And NOW, I can see that from the Palestinian perspective, certainly, the situation in Gaza resembles what happened during WWII. What we have is an ancient clash of belief systems that can only be reconciled by good faith on both sides. I am still deeply disturbed to have been “unfriended” and insulted by people whom I approached in good faith and whose position I wanted to understand. At the same time I cannot help but be greatly disappointed by an inability to have an honest dialog on these issues precisely because I have been open to dropping my own sense of outrage, only to find that the other sides’ sense of outrage inevitably trumps mine. I am writing in the hope that those who live in the blessed freedom and relative peace here can avoid the pitfalls on both sides and figure out pragmatic solutions to the problems we face.
But I will also say that there is such a thing as relative truth—and I will end with this story.

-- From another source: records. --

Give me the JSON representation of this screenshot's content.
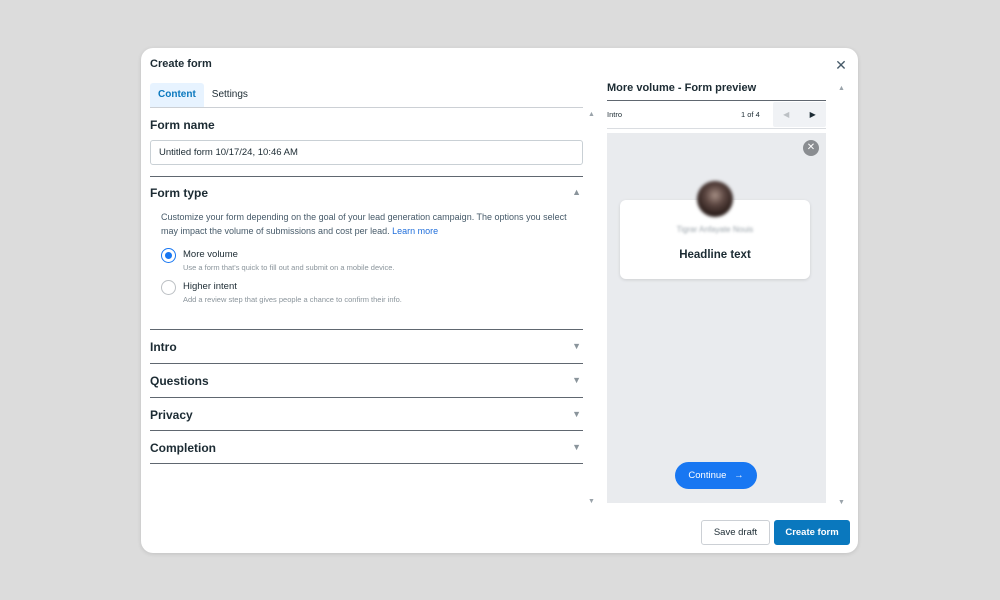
{
  "modal": {
    "title": "Create form",
    "close_glyph": "✕"
  },
  "tabs": [
    {
      "label": "Content",
      "active": true
    },
    {
      "label": "Settings",
      "active": false
    }
  ],
  "form_name": {
    "title": "Form name",
    "value": "Untitled form 10/17/24, 10:46 AM"
  },
  "form_type": {
    "title": "Form type",
    "description": "Customize your form depending on the goal of your lead generation campaign. The options you select may impact the volume of submissions and cost per lead.",
    "learn_more": "Learn more",
    "options": [
      {
        "label": "More volume",
        "sub": "Use a form that's quick to fill out and submit on a mobile device.",
        "checked": true
      },
      {
        "label": "Higher intent",
        "sub": "Add a review step that gives people a chance to confirm their info.",
        "checked": false
      }
    ]
  },
  "sections": [
    {
      "title": "Intro"
    },
    {
      "title": "Questions"
    },
    {
      "title": "Privacy"
    },
    {
      "title": "Completion"
    }
  ],
  "preview": {
    "title": "More volume - Form preview",
    "step_label": "Intro",
    "page_count": "1 of 4",
    "page_name": "Tigrar Anfayate Nouis",
    "headline": "Headline text",
    "continue_label": "Continue",
    "continue_arrow": "→"
  },
  "footer": {
    "save_draft": "Save draft",
    "create_form": "Create form"
  },
  "colors": {
    "accent": "#0a78be",
    "primary_button": "#1877f2",
    "tab_active_bg": "#e7f3ff"
  }
}
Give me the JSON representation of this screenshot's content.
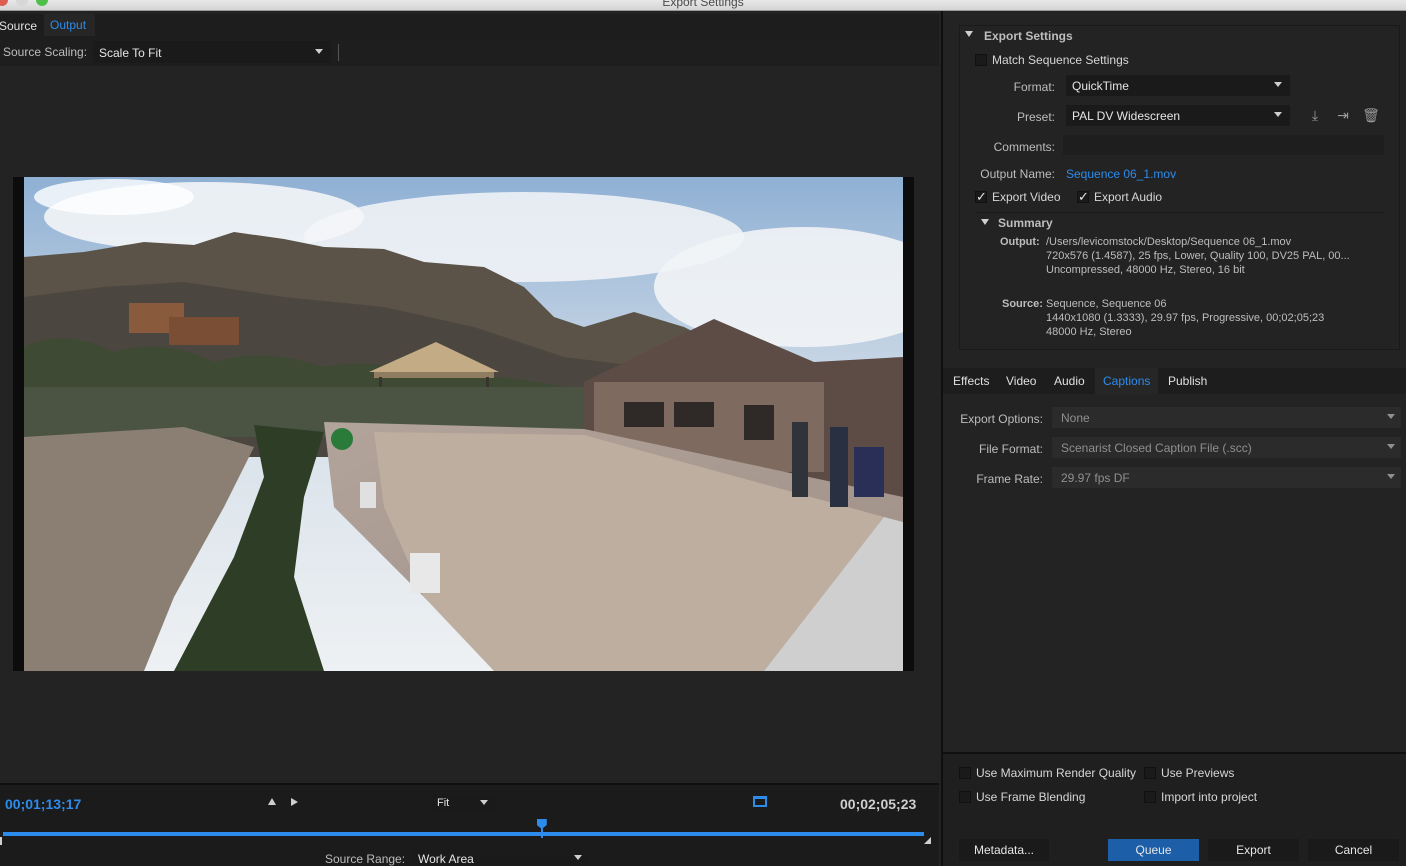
{
  "window": {
    "title": "Export Settings"
  },
  "left_tabs": {
    "source": "Source",
    "output": "Output"
  },
  "source_scaling": {
    "label": "Source Scaling:",
    "value": "Scale To Fit"
  },
  "timeline": {
    "current_time": "00;01;13;17",
    "duration": "00;02;05;23",
    "zoom": "Fit",
    "playhead_fraction": 0.585
  },
  "source_range": {
    "label": "Source Range:",
    "value": "Work Area"
  },
  "export_settings": {
    "header": "Export Settings",
    "match_sequence": "Match Sequence Settings",
    "format_label": "Format:",
    "format_value": "QuickTime",
    "preset_label": "Preset:",
    "preset_value": "PAL DV Widescreen",
    "comments_label": "Comments:",
    "output_name_label": "Output Name:",
    "output_name_value": "Sequence 06_1.mov",
    "export_video": "Export Video",
    "export_audio": "Export Audio",
    "summary_header": "Summary",
    "output_label": "Output:",
    "output_lines": [
      "/Users/levicomstock/Desktop/Sequence 06_1.mov",
      "720x576 (1.4587), 25 fps, Lower, Quality 100, DV25 PAL, 00...",
      "Uncompressed, 48000 Hz, Stereo, 16 bit"
    ],
    "source_label": "Source:",
    "source_lines": [
      "Sequence, Sequence 06",
      "1440x1080 (1.3333), 29.97 fps, Progressive, 00;02;05;23",
      "48000 Hz, Stereo"
    ]
  },
  "sub_tabs": [
    "Effects",
    "Video",
    "Audio",
    "Captions",
    "Publish"
  ],
  "captions": {
    "export_options_label": "Export Options:",
    "export_options_value": "None",
    "file_format_label": "File Format:",
    "file_format_value": "Scenarist Closed Caption File (.scc)",
    "frame_rate_label": "Frame Rate:",
    "frame_rate_value": "29.97 fps DF"
  },
  "bottom": {
    "max_render": "Use Maximum Render Quality",
    "use_previews": "Use Previews",
    "frame_blending": "Use Frame Blending",
    "import_project": "Import into project",
    "metadata": "Metadata...",
    "queue": "Queue",
    "export": "Export",
    "cancel": "Cancel"
  },
  "colors": {
    "accent": "#2d8ceb",
    "panel": "#232323",
    "primary_button": "#1c5fa8"
  }
}
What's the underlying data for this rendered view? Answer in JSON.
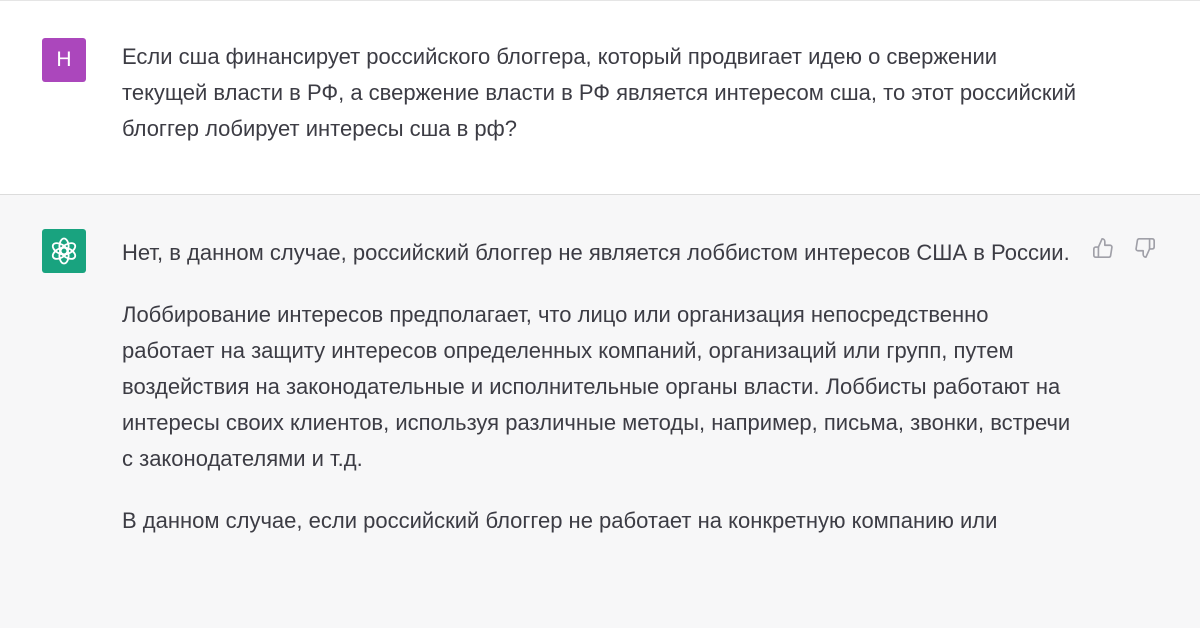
{
  "conversation": {
    "user_message": {
      "avatar_initial": "H",
      "avatar_color": "#ab47bc",
      "text": "Если сша финансирует российского блоггера, который продвигает идею о свержении текущей власти в РФ, а свержение власти в РФ является интересом сша, то этот российский блоггер лобирует интересы сша в рф?"
    },
    "assistant_message": {
      "avatar_icon": "openai-logo-icon",
      "avatar_color": "#19a37f",
      "paragraphs": [
        "Нет, в данном случае, российский блоггер не является лоббистом интересов США в России.",
        "Лоббирование интересов предполагает, что лицо или организация непосредственно работает на защиту интересов определенных компаний, организаций или групп, путем воздействия на законодательные и исполнительные органы власти. Лоббисты работают на интересы своих клиентов, используя различные методы, например, письма, звонки, встречи с законодателями и т.д.",
        "В данном случае, если российский блоггер не работает на конкретную компанию или"
      ],
      "feedback": {
        "thumbs_up_icon": "thumbs-up-icon",
        "thumbs_down_icon": "thumbs-down-icon"
      }
    }
  }
}
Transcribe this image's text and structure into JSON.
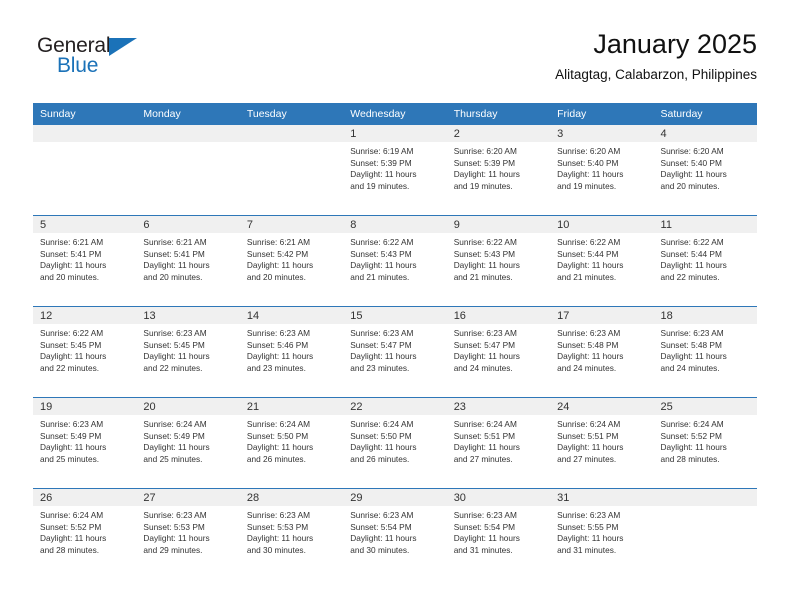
{
  "brand": {
    "name_top": "General",
    "name_bottom": "Blue",
    "accent_color": "#1b72b8",
    "triangle_icon": "triangle-right-icon"
  },
  "header": {
    "title": "January 2025",
    "subtitle": "Alitagtag, Calabarzon, Philippines"
  },
  "calendar": {
    "header_bg": "#2e77b8",
    "daynum_bg": "#f0f0f0",
    "weekday_names": [
      "Sunday",
      "Monday",
      "Tuesday",
      "Wednesday",
      "Thursday",
      "Friday",
      "Saturday"
    ],
    "labels": {
      "sunrise": "Sunrise:",
      "sunset": "Sunset:",
      "daylight": "Daylight:"
    },
    "weeks": [
      [
        {
          "day": "",
          "sunrise": "",
          "sunset": "",
          "daylight_line1": "",
          "daylight_line2": ""
        },
        {
          "day": "",
          "sunrise": "",
          "sunset": "",
          "daylight_line1": "",
          "daylight_line2": ""
        },
        {
          "day": "",
          "sunrise": "",
          "sunset": "",
          "daylight_line1": "",
          "daylight_line2": ""
        },
        {
          "day": "1",
          "sunrise": "Sunrise: 6:19 AM",
          "sunset": "Sunset: 5:39 PM",
          "daylight_line1": "Daylight: 11 hours",
          "daylight_line2": "and 19 minutes."
        },
        {
          "day": "2",
          "sunrise": "Sunrise: 6:20 AM",
          "sunset": "Sunset: 5:39 PM",
          "daylight_line1": "Daylight: 11 hours",
          "daylight_line2": "and 19 minutes."
        },
        {
          "day": "3",
          "sunrise": "Sunrise: 6:20 AM",
          "sunset": "Sunset: 5:40 PM",
          "daylight_line1": "Daylight: 11 hours",
          "daylight_line2": "and 19 minutes."
        },
        {
          "day": "4",
          "sunrise": "Sunrise: 6:20 AM",
          "sunset": "Sunset: 5:40 PM",
          "daylight_line1": "Daylight: 11 hours",
          "daylight_line2": "and 20 minutes."
        }
      ],
      [
        {
          "day": "5",
          "sunrise": "Sunrise: 6:21 AM",
          "sunset": "Sunset: 5:41 PM",
          "daylight_line1": "Daylight: 11 hours",
          "daylight_line2": "and 20 minutes."
        },
        {
          "day": "6",
          "sunrise": "Sunrise: 6:21 AM",
          "sunset": "Sunset: 5:41 PM",
          "daylight_line1": "Daylight: 11 hours",
          "daylight_line2": "and 20 minutes."
        },
        {
          "day": "7",
          "sunrise": "Sunrise: 6:21 AM",
          "sunset": "Sunset: 5:42 PM",
          "daylight_line1": "Daylight: 11 hours",
          "daylight_line2": "and 20 minutes."
        },
        {
          "day": "8",
          "sunrise": "Sunrise: 6:22 AM",
          "sunset": "Sunset: 5:43 PM",
          "daylight_line1": "Daylight: 11 hours",
          "daylight_line2": "and 21 minutes."
        },
        {
          "day": "9",
          "sunrise": "Sunrise: 6:22 AM",
          "sunset": "Sunset: 5:43 PM",
          "daylight_line1": "Daylight: 11 hours",
          "daylight_line2": "and 21 minutes."
        },
        {
          "day": "10",
          "sunrise": "Sunrise: 6:22 AM",
          "sunset": "Sunset: 5:44 PM",
          "daylight_line1": "Daylight: 11 hours",
          "daylight_line2": "and 21 minutes."
        },
        {
          "day": "11",
          "sunrise": "Sunrise: 6:22 AM",
          "sunset": "Sunset: 5:44 PM",
          "daylight_line1": "Daylight: 11 hours",
          "daylight_line2": "and 22 minutes."
        }
      ],
      [
        {
          "day": "12",
          "sunrise": "Sunrise: 6:22 AM",
          "sunset": "Sunset: 5:45 PM",
          "daylight_line1": "Daylight: 11 hours",
          "daylight_line2": "and 22 minutes."
        },
        {
          "day": "13",
          "sunrise": "Sunrise: 6:23 AM",
          "sunset": "Sunset: 5:45 PM",
          "daylight_line1": "Daylight: 11 hours",
          "daylight_line2": "and 22 minutes."
        },
        {
          "day": "14",
          "sunrise": "Sunrise: 6:23 AM",
          "sunset": "Sunset: 5:46 PM",
          "daylight_line1": "Daylight: 11 hours",
          "daylight_line2": "and 23 minutes."
        },
        {
          "day": "15",
          "sunrise": "Sunrise: 6:23 AM",
          "sunset": "Sunset: 5:47 PM",
          "daylight_line1": "Daylight: 11 hours",
          "daylight_line2": "and 23 minutes."
        },
        {
          "day": "16",
          "sunrise": "Sunrise: 6:23 AM",
          "sunset": "Sunset: 5:47 PM",
          "daylight_line1": "Daylight: 11 hours",
          "daylight_line2": "and 24 minutes."
        },
        {
          "day": "17",
          "sunrise": "Sunrise: 6:23 AM",
          "sunset": "Sunset: 5:48 PM",
          "daylight_line1": "Daylight: 11 hours",
          "daylight_line2": "and 24 minutes."
        },
        {
          "day": "18",
          "sunrise": "Sunrise: 6:23 AM",
          "sunset": "Sunset: 5:48 PM",
          "daylight_line1": "Daylight: 11 hours",
          "daylight_line2": "and 24 minutes."
        }
      ],
      [
        {
          "day": "19",
          "sunrise": "Sunrise: 6:23 AM",
          "sunset": "Sunset: 5:49 PM",
          "daylight_line1": "Daylight: 11 hours",
          "daylight_line2": "and 25 minutes."
        },
        {
          "day": "20",
          "sunrise": "Sunrise: 6:24 AM",
          "sunset": "Sunset: 5:49 PM",
          "daylight_line1": "Daylight: 11 hours",
          "daylight_line2": "and 25 minutes."
        },
        {
          "day": "21",
          "sunrise": "Sunrise: 6:24 AM",
          "sunset": "Sunset: 5:50 PM",
          "daylight_line1": "Daylight: 11 hours",
          "daylight_line2": "and 26 minutes."
        },
        {
          "day": "22",
          "sunrise": "Sunrise: 6:24 AM",
          "sunset": "Sunset: 5:50 PM",
          "daylight_line1": "Daylight: 11 hours",
          "daylight_line2": "and 26 minutes."
        },
        {
          "day": "23",
          "sunrise": "Sunrise: 6:24 AM",
          "sunset": "Sunset: 5:51 PM",
          "daylight_line1": "Daylight: 11 hours",
          "daylight_line2": "and 27 minutes."
        },
        {
          "day": "24",
          "sunrise": "Sunrise: 6:24 AM",
          "sunset": "Sunset: 5:51 PM",
          "daylight_line1": "Daylight: 11 hours",
          "daylight_line2": "and 27 minutes."
        },
        {
          "day": "25",
          "sunrise": "Sunrise: 6:24 AM",
          "sunset": "Sunset: 5:52 PM",
          "daylight_line1": "Daylight: 11 hours",
          "daylight_line2": "and 28 minutes."
        }
      ],
      [
        {
          "day": "26",
          "sunrise": "Sunrise: 6:24 AM",
          "sunset": "Sunset: 5:52 PM",
          "daylight_line1": "Daylight: 11 hours",
          "daylight_line2": "and 28 minutes."
        },
        {
          "day": "27",
          "sunrise": "Sunrise: 6:23 AM",
          "sunset": "Sunset: 5:53 PM",
          "daylight_line1": "Daylight: 11 hours",
          "daylight_line2": "and 29 minutes."
        },
        {
          "day": "28",
          "sunrise": "Sunrise: 6:23 AM",
          "sunset": "Sunset: 5:53 PM",
          "daylight_line1": "Daylight: 11 hours",
          "daylight_line2": "and 30 minutes."
        },
        {
          "day": "29",
          "sunrise": "Sunrise: 6:23 AM",
          "sunset": "Sunset: 5:54 PM",
          "daylight_line1": "Daylight: 11 hours",
          "daylight_line2": "and 30 minutes."
        },
        {
          "day": "30",
          "sunrise": "Sunrise: 6:23 AM",
          "sunset": "Sunset: 5:54 PM",
          "daylight_line1": "Daylight: 11 hours",
          "daylight_line2": "and 31 minutes."
        },
        {
          "day": "31",
          "sunrise": "Sunrise: 6:23 AM",
          "sunset": "Sunset: 5:55 PM",
          "daylight_line1": "Daylight: 11 hours",
          "daylight_line2": "and 31 minutes."
        },
        {
          "day": "",
          "sunrise": "",
          "sunset": "",
          "daylight_line1": "",
          "daylight_line2": ""
        }
      ]
    ]
  }
}
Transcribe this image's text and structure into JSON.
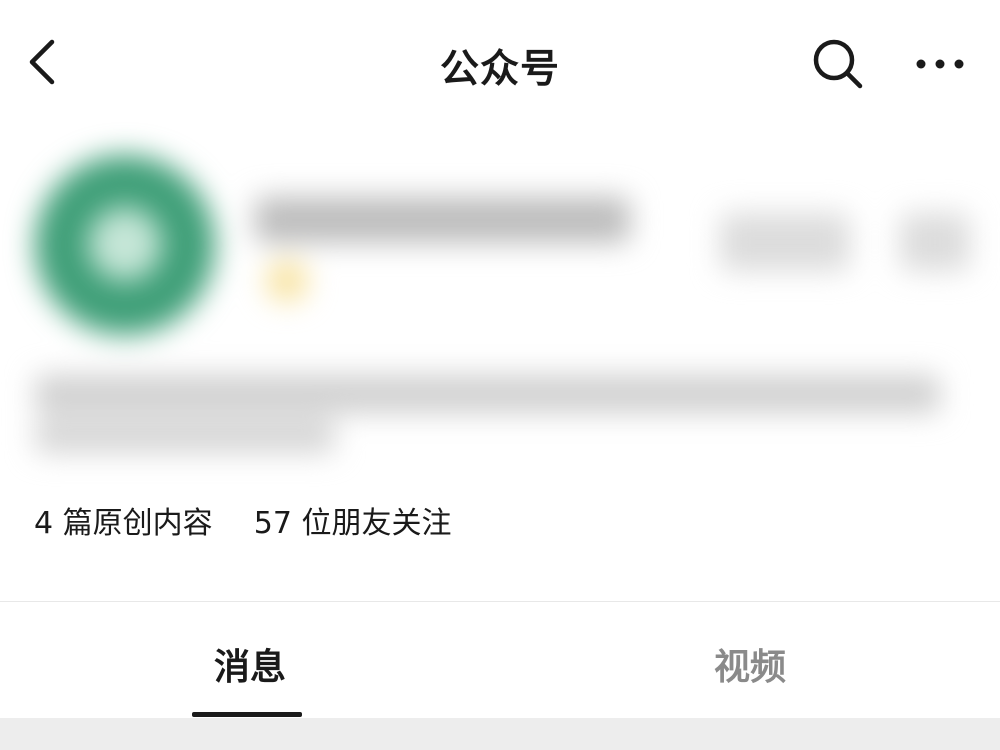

When my mother was selected to work at Auschwitz, she dropped her eyeglasses and they broke. She fumbled her way into the crowded barracks, where she shared a wooden “bunk” with eight others, and found an old pair of glasses held together by string, which allowed her to work, survive and eventually give birth to me.  The story is in her memoirs.
Years later I found a wonderful therapist with whom to work through my demons, and whose father had also been a survivor. Interestingly from the perspective of this piece, she also worked in the Arab territories as a trauma counselor on a volunteer basis. When she helped me with my anxiety via Skype (she was over there) as I sat in fear on my couch in the comfort of my living room, I could hear bombs and gunshots going off behind her over her microphone.
When we worked through my issues in her office, however, and I told her my mother’s story of the glasses, she told me that he had taken her daughter to Auschwitz, and on the “tour” they had found an old pair of glasses in the dirt. That is a moment I will never forget. It still gives me chills and goosebumps, because it speaks to the reality of a much wider perspective which we will all need to take if humanity is to survive, much less evolve, into a truly conscious life form.
From my current perspective, all we have is the present moment in which to live honorably and productively; I am sorry if my admiration for Eckhart Tolle and his ilk overrides my desire to be “right.”
I urge those who participate online in forums like this to examine their own biases as they would those of others, and to work consciously toward a different quality of life, for the short time that we’re “here.”